Like André, I thought that an open-closed 2d TQFT was the same thing as a fully extended 2d TQFT. And I'm not sure what "open-closed" would mean in higher dimensions. I'm curious to hear what Noah had in mind. –  Kevin Walker Jun 22 '11 at 23:31
"Open-closed" means you allow a different kind of boundary which you're not allowed to glue along. This is definitely a different concept than extending. It's more closely related to allowing boundaries between two different TFTs, but where one of the TFTs is trivial. I'm still a little confused though about the relationship of each of these notions (extended and open-closed) to triangulations, so I'm going to think some more about that before saying anything. –  Noah Snyder Jun 23 '11 at 18:19
Thanks Noah. Some part of my brain knew that already, but apparently that part was not in communication with the parts which were doing the typing yesterday.

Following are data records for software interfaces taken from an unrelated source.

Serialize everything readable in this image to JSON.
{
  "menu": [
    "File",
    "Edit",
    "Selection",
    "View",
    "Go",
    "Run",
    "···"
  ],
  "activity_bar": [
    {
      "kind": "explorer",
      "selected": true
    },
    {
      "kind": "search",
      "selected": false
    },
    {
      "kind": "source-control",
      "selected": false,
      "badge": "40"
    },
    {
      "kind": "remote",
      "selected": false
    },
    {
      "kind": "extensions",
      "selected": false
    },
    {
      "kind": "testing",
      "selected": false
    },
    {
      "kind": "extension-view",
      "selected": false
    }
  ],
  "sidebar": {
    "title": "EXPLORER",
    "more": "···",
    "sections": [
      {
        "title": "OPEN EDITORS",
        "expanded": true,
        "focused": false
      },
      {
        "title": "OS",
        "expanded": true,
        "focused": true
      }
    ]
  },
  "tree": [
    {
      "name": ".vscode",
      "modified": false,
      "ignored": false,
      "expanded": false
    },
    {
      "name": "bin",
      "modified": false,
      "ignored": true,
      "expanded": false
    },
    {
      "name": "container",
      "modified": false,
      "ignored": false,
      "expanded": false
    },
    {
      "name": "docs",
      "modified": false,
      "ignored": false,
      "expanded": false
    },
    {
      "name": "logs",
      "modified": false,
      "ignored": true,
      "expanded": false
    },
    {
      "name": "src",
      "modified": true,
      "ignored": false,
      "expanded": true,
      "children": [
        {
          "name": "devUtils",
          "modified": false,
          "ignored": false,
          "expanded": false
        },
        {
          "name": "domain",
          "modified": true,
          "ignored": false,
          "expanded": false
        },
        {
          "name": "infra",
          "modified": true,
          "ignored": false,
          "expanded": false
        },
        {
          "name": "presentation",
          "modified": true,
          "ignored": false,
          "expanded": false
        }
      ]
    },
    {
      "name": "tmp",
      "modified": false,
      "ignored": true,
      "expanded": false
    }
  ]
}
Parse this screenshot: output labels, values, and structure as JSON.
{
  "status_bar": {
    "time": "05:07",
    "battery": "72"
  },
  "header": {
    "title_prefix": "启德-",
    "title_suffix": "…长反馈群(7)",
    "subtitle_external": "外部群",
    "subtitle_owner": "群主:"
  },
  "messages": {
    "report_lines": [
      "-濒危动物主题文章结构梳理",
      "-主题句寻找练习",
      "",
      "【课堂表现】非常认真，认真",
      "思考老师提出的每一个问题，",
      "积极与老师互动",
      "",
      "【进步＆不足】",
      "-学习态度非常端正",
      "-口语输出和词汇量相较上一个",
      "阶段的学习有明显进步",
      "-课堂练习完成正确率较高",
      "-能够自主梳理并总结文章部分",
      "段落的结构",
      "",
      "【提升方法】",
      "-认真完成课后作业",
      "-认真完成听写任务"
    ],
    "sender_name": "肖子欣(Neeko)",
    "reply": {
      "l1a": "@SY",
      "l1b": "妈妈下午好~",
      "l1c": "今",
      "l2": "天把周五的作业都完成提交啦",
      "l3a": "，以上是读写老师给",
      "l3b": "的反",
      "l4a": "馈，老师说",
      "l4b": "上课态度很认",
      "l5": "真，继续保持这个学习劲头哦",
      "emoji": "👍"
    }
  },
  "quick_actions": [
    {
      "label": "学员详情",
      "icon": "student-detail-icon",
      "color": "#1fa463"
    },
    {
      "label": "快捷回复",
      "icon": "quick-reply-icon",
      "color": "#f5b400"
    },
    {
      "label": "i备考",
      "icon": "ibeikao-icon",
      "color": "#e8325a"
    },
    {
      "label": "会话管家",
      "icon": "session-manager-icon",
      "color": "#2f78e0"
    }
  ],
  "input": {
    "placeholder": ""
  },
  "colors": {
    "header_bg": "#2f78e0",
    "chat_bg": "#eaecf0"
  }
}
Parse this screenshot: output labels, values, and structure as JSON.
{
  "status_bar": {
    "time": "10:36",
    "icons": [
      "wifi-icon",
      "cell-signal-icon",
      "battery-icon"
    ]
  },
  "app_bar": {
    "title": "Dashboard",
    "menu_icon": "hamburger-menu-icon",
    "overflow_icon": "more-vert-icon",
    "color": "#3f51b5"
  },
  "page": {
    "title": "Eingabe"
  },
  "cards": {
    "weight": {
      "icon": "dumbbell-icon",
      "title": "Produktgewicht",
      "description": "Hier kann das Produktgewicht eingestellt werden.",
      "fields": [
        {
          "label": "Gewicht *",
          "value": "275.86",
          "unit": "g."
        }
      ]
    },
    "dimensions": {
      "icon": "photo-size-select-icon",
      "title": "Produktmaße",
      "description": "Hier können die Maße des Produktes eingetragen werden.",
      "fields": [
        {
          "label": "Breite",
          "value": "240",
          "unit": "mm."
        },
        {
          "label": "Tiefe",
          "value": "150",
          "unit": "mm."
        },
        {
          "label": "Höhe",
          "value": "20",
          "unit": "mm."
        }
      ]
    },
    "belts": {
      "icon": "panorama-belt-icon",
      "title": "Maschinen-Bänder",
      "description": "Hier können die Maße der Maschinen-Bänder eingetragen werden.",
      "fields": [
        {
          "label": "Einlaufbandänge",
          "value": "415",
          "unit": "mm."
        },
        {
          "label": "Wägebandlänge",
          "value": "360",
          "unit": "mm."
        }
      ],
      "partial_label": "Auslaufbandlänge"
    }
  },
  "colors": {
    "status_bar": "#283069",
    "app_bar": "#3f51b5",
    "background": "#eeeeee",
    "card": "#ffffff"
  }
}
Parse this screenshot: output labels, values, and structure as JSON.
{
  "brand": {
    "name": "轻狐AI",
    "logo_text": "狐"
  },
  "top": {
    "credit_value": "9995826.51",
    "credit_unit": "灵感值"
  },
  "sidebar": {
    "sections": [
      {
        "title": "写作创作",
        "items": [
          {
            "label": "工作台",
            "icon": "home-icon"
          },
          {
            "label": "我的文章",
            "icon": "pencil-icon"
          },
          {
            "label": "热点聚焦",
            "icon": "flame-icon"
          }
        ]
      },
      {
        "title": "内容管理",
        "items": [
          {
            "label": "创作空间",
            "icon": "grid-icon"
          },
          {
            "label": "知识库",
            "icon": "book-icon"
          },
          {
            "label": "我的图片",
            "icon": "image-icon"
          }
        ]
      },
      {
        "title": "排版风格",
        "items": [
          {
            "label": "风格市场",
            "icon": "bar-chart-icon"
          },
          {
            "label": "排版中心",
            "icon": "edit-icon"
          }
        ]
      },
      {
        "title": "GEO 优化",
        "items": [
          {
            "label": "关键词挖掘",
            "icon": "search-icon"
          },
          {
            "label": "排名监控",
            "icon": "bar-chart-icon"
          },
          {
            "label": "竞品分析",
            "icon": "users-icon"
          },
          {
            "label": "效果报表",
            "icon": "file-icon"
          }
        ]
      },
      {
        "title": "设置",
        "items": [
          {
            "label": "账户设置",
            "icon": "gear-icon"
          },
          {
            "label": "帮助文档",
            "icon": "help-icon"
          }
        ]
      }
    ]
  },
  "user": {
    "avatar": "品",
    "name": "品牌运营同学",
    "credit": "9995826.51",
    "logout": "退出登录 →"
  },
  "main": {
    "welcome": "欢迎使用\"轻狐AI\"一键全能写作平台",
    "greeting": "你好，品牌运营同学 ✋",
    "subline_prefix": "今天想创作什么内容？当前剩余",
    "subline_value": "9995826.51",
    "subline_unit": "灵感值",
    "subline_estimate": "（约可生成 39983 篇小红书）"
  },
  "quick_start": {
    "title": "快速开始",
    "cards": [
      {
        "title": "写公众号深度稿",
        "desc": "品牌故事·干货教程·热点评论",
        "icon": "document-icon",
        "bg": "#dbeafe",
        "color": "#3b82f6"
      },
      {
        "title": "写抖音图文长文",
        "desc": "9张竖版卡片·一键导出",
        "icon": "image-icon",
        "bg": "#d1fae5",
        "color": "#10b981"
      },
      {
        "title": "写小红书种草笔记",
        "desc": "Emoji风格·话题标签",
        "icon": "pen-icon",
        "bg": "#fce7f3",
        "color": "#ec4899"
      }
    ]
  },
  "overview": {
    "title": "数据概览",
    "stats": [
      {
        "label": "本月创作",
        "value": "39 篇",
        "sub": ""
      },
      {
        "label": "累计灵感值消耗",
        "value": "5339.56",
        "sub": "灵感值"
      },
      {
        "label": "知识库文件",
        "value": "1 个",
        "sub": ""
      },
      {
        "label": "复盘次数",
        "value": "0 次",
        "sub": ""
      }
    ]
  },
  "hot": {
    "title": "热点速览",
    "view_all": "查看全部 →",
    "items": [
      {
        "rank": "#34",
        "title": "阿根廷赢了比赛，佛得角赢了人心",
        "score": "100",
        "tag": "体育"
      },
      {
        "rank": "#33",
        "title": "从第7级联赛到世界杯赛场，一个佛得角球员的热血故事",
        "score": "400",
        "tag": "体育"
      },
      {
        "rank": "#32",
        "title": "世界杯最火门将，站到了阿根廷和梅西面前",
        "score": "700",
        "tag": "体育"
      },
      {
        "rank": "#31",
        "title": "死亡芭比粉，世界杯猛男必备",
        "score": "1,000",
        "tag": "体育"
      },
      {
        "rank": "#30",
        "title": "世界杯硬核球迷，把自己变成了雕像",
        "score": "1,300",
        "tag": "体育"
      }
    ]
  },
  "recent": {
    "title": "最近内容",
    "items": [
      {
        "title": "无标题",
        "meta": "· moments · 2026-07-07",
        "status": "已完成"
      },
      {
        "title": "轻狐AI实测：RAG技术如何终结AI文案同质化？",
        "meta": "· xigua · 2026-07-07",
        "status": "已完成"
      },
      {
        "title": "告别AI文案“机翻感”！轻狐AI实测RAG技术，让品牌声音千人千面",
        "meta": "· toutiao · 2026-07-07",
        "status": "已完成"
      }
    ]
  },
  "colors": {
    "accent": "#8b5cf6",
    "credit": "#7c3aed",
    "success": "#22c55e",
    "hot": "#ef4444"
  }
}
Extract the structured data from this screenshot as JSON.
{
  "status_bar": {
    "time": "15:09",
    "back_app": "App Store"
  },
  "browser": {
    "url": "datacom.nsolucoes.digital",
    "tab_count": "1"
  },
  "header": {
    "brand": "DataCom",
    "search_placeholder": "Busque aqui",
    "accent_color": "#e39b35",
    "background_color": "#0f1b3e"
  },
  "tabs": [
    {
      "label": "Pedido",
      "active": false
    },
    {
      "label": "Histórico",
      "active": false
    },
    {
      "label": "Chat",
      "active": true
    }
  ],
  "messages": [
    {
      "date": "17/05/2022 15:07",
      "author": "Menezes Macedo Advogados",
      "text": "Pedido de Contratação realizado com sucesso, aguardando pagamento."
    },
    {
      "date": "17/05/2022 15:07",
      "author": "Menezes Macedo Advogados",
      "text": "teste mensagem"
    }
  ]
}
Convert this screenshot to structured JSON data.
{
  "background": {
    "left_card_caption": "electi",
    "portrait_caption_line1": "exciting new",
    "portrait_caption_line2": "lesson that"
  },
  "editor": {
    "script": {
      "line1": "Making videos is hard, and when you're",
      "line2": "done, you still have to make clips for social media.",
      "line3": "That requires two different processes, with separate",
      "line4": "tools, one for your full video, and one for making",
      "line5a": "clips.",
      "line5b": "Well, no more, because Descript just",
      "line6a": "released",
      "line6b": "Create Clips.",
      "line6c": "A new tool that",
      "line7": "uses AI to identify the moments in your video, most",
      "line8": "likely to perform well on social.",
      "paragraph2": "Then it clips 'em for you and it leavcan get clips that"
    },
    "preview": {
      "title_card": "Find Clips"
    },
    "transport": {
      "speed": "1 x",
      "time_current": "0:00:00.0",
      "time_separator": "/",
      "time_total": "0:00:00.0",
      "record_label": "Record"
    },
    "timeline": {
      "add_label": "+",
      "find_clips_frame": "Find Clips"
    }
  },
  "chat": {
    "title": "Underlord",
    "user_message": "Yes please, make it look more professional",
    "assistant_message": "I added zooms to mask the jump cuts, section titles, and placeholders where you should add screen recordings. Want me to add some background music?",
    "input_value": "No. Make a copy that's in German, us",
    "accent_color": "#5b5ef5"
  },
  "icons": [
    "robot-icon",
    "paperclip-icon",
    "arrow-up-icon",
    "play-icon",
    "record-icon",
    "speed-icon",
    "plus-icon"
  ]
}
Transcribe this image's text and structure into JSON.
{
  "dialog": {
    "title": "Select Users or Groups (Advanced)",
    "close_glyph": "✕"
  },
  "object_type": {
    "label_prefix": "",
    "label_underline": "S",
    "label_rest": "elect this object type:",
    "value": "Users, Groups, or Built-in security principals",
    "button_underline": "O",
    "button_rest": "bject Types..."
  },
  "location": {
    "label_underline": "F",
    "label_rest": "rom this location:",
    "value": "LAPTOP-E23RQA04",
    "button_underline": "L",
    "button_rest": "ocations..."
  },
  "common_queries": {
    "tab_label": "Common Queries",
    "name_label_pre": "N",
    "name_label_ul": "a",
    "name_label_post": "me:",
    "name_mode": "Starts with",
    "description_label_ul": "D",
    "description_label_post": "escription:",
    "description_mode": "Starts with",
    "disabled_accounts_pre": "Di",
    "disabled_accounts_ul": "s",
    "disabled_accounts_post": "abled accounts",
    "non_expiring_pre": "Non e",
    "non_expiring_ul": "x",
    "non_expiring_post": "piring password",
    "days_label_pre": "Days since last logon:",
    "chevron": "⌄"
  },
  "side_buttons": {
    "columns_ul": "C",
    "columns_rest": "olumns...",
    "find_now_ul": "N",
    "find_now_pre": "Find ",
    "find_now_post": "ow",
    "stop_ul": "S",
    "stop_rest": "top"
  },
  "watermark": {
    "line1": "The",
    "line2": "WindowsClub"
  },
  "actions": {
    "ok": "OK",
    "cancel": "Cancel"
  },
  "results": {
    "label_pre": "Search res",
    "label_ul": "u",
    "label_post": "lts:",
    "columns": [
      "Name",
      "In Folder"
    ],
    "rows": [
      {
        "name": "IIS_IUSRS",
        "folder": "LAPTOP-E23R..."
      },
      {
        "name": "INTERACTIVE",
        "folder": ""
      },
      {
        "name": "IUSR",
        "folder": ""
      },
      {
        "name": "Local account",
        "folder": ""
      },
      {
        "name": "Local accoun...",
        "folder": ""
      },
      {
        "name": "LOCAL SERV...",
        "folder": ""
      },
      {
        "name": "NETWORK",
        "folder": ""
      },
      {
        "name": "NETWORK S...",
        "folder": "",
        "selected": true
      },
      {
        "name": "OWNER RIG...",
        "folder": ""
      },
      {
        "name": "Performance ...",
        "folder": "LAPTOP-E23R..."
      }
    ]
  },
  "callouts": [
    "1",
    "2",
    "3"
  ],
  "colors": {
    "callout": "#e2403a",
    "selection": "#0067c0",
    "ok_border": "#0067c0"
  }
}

So an extended 2d TQFT, plus some representations of the 1-category associated to a point (to label non-gluing boundaries), gives rise to an open-closed 2d TQFT. I suppose all open-closed TQFTs might arise this way, depending on the details of one's definition of an open-closed TQFT. –  Kevin Walker Jun 23 '11 at 20:14